Up from the slush
The book publishing industry today operates much as it did in the early 1900s, except the role of editor Maxwell Perkins usually is played by someone like Sarah Silverman. Agents and editors still want to see submitted work on paper, so one of the industry’s quaintest and most onerous remnants is the “slush pile” — the mound of unsolicited manuscripts that accumulates in depressing drifts in an agent or editor’s inbox. Somebody has to read them, usually an underpaid assistant fresh out of college, and write a rejection letter that creates the illusion that the writer’s precious work was read and thoroughly evaluated before being tossed aside like a plate of medieval table scraps.
True, once in a great while a story surfaces that gives hope to all. Publicists love to claim that some languishing manuscript was plucked from the slush, noticed and published to great acclaim, its lowly “Seabiscuit”-like pedigree stoking the dreams of writers everywhere. It does happen. The bad news: It probably won’t happen to you.
That said, “award-winning” author C.J. Lyons — her awards were for romance novels; her first medical suspense novel debuts in April — has some tips. She occasionally hosts an online workshop called “Break Free of the Slush Pile: Queries, Pitches and Hooks.” It’s a chance to learn from someone who got her first two contracts via the slush pile.
C.J. sent along some tips for slush pile avoidance. Chief among them:

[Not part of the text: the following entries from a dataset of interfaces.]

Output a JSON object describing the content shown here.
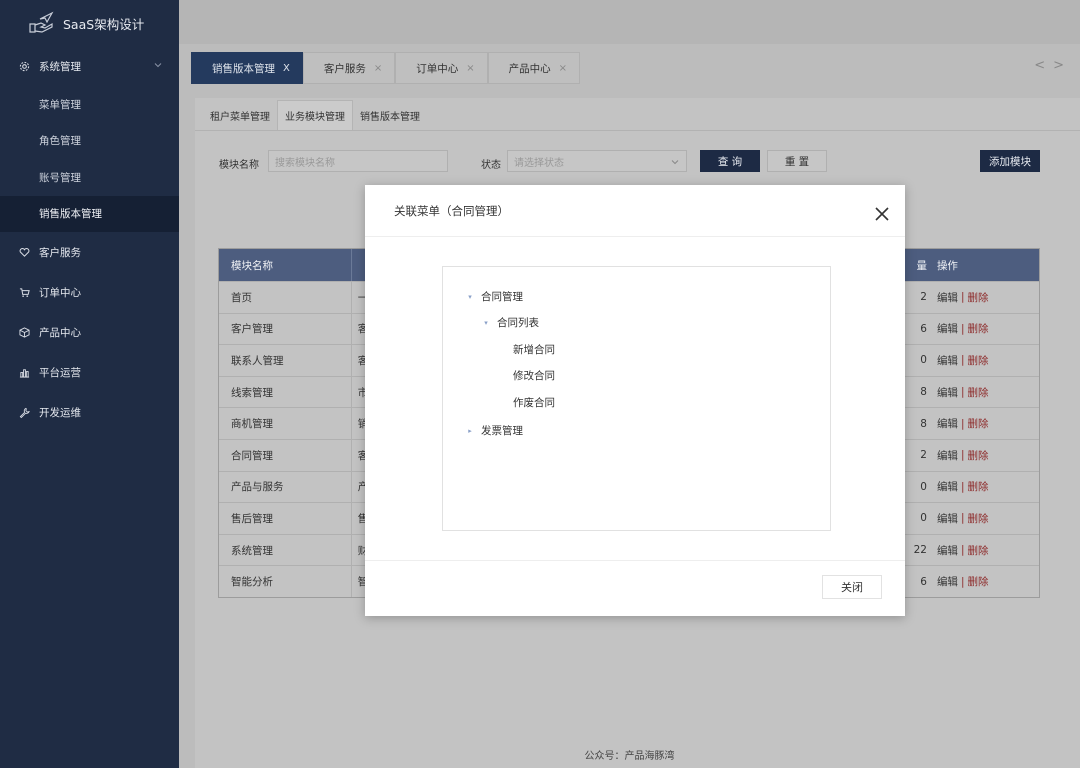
{
  "app": {
    "title": "SaaS架构设计"
  },
  "sidebar": {
    "groups": [
      {
        "label": "系统管理",
        "icon": "gear-icon"
      },
      {
        "label": "客户服务",
        "icon": "heart-icon"
      },
      {
        "label": "订单中心",
        "icon": "cart-icon"
      },
      {
        "label": "产品中心",
        "icon": "cube-icon"
      },
      {
        "label": "平台运营",
        "icon": "bar-chart-icon"
      },
      {
        "label": "开发运维",
        "icon": "wrench-icon"
      }
    ],
    "subitems": [
      {
        "label": "菜单管理"
      },
      {
        "label": "角色管理"
      },
      {
        "label": "账号管理"
      },
      {
        "label": "销售版本管理",
        "active": true
      }
    ]
  },
  "tabs": [
    {
      "label": "销售版本管理",
      "close": "X"
    },
    {
      "label": "客户服务",
      "close": "×"
    },
    {
      "label": "订单中心",
      "close": "×"
    },
    {
      "label": "产品中心",
      "close": "×"
    }
  ],
  "tab_nav": {
    "prev": "<",
    "next": ">"
  },
  "subtabs": [
    {
      "label": "租户菜单管理"
    },
    {
      "label": "业务模块管理"
    },
    {
      "label": "销售版本管理"
    }
  ],
  "filters": {
    "module_label": "模块名称",
    "module_placeholder": "搜索模块名称",
    "status_label": "状态",
    "status_placeholder": "请选择状态",
    "query_button": "查 询",
    "reset_button": "重 置",
    "add_button": "添加模块"
  },
  "table": {
    "headers": {
      "name": "模块名称",
      "count_tail": "量",
      "ops": "操作"
    },
    "rows": [
      {
        "name": "首页",
        "mid": "一",
        "num": "2"
      },
      {
        "name": "客户管理",
        "mid": "客",
        "num": "6"
      },
      {
        "name": "联系人管理",
        "mid": "客",
        "num": "0"
      },
      {
        "name": "线索管理",
        "mid": "市",
        "num": "8"
      },
      {
        "name": "商机管理",
        "mid": "销",
        "num": "8"
      },
      {
        "name": "合同管理",
        "mid": "客",
        "num": "2"
      },
      {
        "name": "产品与服务",
        "mid": "产",
        "num": "0"
      },
      {
        "name": "售后管理",
        "mid": "售",
        "num": "0"
      },
      {
        "name": "系统管理",
        "mid": "财",
        "num": "22"
      },
      {
        "name": "智能分析",
        "mid": "智",
        "num": "6"
      }
    ],
    "op_edit": "编辑",
    "op_sep": "|",
    "op_delete": "删除"
  },
  "footer": {
    "text": "公众号：产品海豚湾"
  },
  "modal": {
    "title": "关联菜单（合同管理）",
    "tree": [
      {
        "label": "合同管理",
        "caret": "▾"
      },
      {
        "label": "合同列表",
        "caret": "▾"
      },
      {
        "label": "新增合同"
      },
      {
        "label": "修改合同"
      },
      {
        "label": "作废合同"
      },
      {
        "label": "发票管理",
        "caret": "▸"
      }
    ],
    "close_button": "关闭"
  }
}
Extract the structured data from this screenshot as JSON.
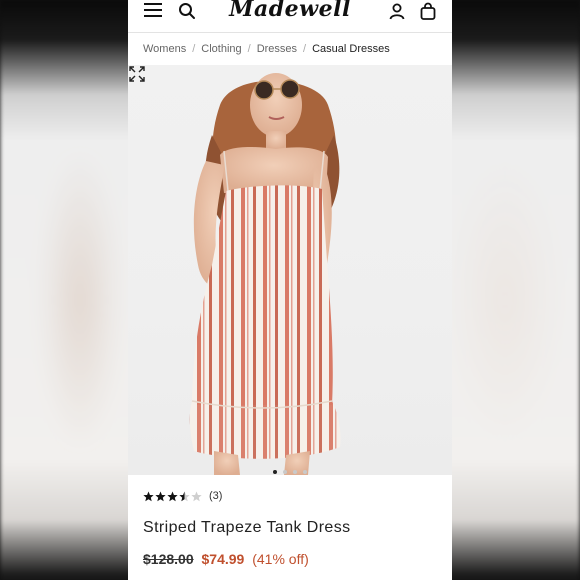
{
  "header": {
    "logo_text": "Madewell"
  },
  "breadcrumb": [
    {
      "label": "Womens"
    },
    {
      "label": "Clothing"
    },
    {
      "label": "Dresses"
    },
    {
      "label": "Casual Dresses"
    }
  ],
  "gallery": {
    "image_count": 4,
    "active_index": 0
  },
  "product": {
    "rating": 3.5,
    "rating_max": 5,
    "review_count": "(3)",
    "name": "Striped Trapeze Tank Dress",
    "original_price": "$128.00",
    "sale_price": "$74.99",
    "discount": "(41% off)"
  },
  "colors": {
    "accent": "#c0502e",
    "stripe": "#d97a66"
  },
  "icons": {
    "menu": "hamburger-icon",
    "search": "search-icon",
    "account": "user-icon",
    "bag": "shopping-bag-icon",
    "expand": "expand-icon"
  }
}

“Write the damn book! Agents and editors report that 80% of the manuscripts they request never show up on their doorstep — or if they do, it’s months to years later. Why? Because the writer pitched the manuscript before it was finished. Think elephants have long memories? It’s nothing compared to an agent’s or editor’s memory of the time you wasted.”
Martin J. Smith
Smith is a senior editor for the L.A. Times’ West magazine.